• _WHAT IS NEEDED_: Examine the entries and show every line in which the word "Grades" is found.

*** Opening of INPUT ***

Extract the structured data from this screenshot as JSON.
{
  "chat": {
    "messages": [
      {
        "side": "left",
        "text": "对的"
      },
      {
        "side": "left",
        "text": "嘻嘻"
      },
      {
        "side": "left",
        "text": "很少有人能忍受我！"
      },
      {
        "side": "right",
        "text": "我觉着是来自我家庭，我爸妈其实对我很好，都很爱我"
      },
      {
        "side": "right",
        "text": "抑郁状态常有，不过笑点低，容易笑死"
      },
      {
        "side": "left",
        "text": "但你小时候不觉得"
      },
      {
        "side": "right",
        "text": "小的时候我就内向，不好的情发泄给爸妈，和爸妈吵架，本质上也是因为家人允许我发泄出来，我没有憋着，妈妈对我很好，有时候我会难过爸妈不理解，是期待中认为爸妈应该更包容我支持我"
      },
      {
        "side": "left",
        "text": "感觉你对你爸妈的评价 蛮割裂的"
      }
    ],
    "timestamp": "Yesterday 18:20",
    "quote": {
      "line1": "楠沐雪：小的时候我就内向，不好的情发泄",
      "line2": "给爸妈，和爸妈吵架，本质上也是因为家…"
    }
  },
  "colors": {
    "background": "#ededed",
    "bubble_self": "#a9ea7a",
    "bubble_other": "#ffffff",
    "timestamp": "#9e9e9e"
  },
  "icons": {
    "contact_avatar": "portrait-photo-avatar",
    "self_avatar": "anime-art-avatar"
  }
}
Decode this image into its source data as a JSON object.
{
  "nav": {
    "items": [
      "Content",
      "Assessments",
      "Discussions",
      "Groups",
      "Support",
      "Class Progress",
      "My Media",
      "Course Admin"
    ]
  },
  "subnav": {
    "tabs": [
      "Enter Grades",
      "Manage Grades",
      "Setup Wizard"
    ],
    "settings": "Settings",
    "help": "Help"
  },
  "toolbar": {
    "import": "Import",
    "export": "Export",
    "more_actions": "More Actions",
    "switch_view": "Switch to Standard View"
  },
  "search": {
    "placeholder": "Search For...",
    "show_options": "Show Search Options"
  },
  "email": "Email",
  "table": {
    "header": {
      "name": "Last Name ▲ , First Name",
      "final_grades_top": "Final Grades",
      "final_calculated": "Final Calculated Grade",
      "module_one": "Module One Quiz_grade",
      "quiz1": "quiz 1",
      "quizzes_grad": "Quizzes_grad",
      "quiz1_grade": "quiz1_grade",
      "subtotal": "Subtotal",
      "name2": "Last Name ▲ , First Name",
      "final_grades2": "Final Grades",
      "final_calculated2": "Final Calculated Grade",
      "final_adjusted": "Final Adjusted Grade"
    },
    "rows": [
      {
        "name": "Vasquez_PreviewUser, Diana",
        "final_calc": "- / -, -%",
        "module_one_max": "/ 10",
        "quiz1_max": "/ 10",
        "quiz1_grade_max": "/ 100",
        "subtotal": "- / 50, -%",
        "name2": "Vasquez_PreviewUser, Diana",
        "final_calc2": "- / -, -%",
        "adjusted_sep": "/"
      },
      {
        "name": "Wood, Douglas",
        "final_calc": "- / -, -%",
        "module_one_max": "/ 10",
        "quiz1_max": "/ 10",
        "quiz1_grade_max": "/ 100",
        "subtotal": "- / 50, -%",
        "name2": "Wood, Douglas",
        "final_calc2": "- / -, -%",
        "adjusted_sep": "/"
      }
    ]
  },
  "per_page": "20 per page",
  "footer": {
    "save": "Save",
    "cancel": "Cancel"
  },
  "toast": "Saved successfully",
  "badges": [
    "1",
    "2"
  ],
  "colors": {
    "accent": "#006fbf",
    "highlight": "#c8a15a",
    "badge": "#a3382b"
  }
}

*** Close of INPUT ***

• _PROBLEM SOLUTION_:
      "Enter Grades",
      "Manage Grades",
      "final_grades_top": "Final Grades",
      "final_grades2": "Final Grades",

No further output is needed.